Don't Make Me Go

When Max Park (John Cho) is diagnosed with a brain tumour, his oncologist gives him two options. He can have surgery to remove it, but the chances of making a full recovery are a paltry 20 per cent, or he can do nothing and be dead within a year. Because Max is a lone parent with a teenage daughter who’s beginning to contemplate major life choices – college, travel, boyfriends – Max decides it’s more responsible to decline the operation. At least a year gives him time to prepare 15-year-old Wally (Mia Isaac) for the rest of her life without him.

To begin with, Max can’t face telling Wally about his terminal diagnosis, but he starts stage-managing her future straight away. Figuring that now is the time for his daughter to reunite with her mother, who walked out on them when Wally was a baby, he plans an epic road trip from their South California home to New Orleans. He tells Wally that he wants her to accompany him to a college reunion – a weird idea, as she points out – but his ulterior motive is to put mother and daughter in the same room. He also hopes the long cross-country drive will give them plenty of father-daughter bonding time: something that’s now a finite resource.
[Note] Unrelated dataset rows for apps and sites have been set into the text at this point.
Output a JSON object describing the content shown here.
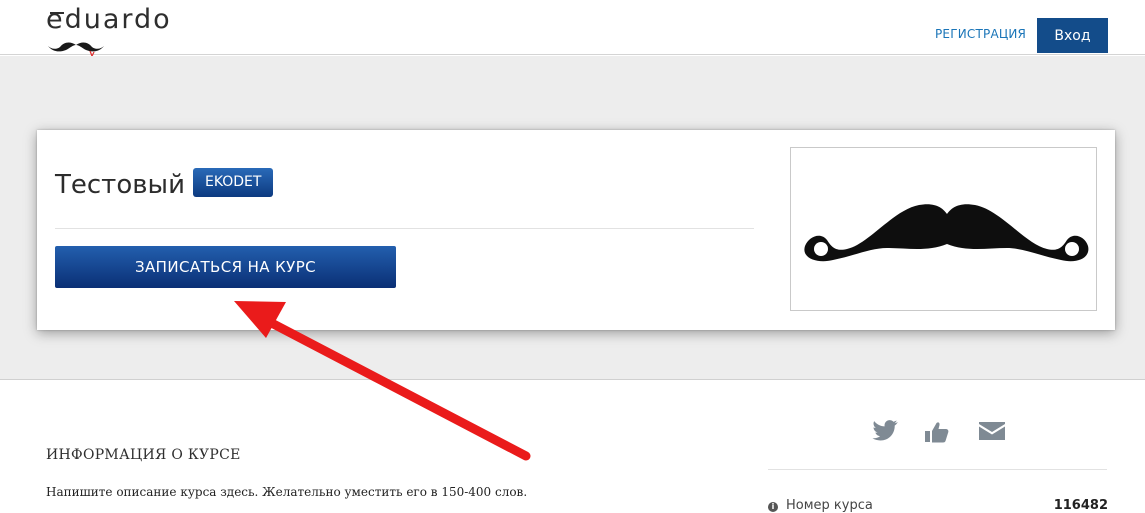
{
  "header": {
    "logo_text": "eduardo",
    "register_label": "РЕГИСТРАЦИЯ",
    "login_label": "Вход"
  },
  "course": {
    "title": "Тестовый",
    "code_badge": "EKODET",
    "enroll_label": "ЗАПИСАТЬСЯ НА КУРС",
    "image_icon": "mustache-icon"
  },
  "info": {
    "section_title": "ИНФОРМАЦИЯ О КУРСЕ",
    "description": "Напишите описание курса здесь. Желательно уместить его в 150-400 слов.",
    "course_number_label": "Номер курса",
    "course_number_value": "116482"
  },
  "social": [
    "twitter-icon",
    "like-icon",
    "mail-icon"
  ],
  "colors": {
    "primary": "#134c8a",
    "link": "#1a75b8",
    "hero_bg": "#ededed",
    "annotation_arrow": "#ea1b1b"
  }
}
For much of its runtime, Don’t Make Me Go hits its familiar beats with a steady hand. Wally begins to rebel against her strait-laced dad, even sneaking out of their motel room one night to party with the locals in a Texan backwater. Max tries a bit too hard to make their road trip meaningful but gradually reveals he’s not so square after all. Back in the day, he was an aspiring rock star who had the talent, but not the courage, to make it big. Director Hannah Marks, who co-wrote and starred in the excellent Gen Z romcom Banana Split, brings a low-key charm to even the film’s cheesiest moments. As soon as Max and Wally discover a shared love of Iggy Pop‘s ‘The Passenger’, you just know he’s going to end up singing it at some point.

Sadly, Marks’ self-restrained approach is undone by a clumsy final act that arrives in a moment of narrative whiplash. It’s perhaps no coincidence that screenwriter Vera Herbert has previously written nine episodes of This Is Us, a schmaltzy US drama series that is rarely subtle at going for the emotional jugular. For this reason, Don’t Make Me Go is a strange beast: a film that feels a little predictable until it snaps and stretches credulity to the limit. Thankfully, Cho and Isaac’s affecting performances are a lot more nuanced than the writing.

It also benefits from a strong supporting cast. Flight of the Conchords‘ Jemaine Clement has a game cameo as the clueless douchebag Wally’s mum ran off with. Skins‘ Kaya Scodelario adds depth to Annie, the emotionally unavailable woman Max is sleeping with. So, Don’t Make Me Go probably has enough to justify the journey time; just brace yourself for a pretty bumpy finish.


  • Director: Hannah Marks
  • Starring: John Cho, Mia Isaac, Jemaine Clement
  • Release date: July 15 (Prime Video)

The post ‘Don’t Make Me Go’ review: father-daughter road trip offers a bumpy ride appeared first on NME.


Leave a reply

Your email address will not be published. Required fields are marked *


 © amin abedi 



Log in with your credentials

Forgot your details?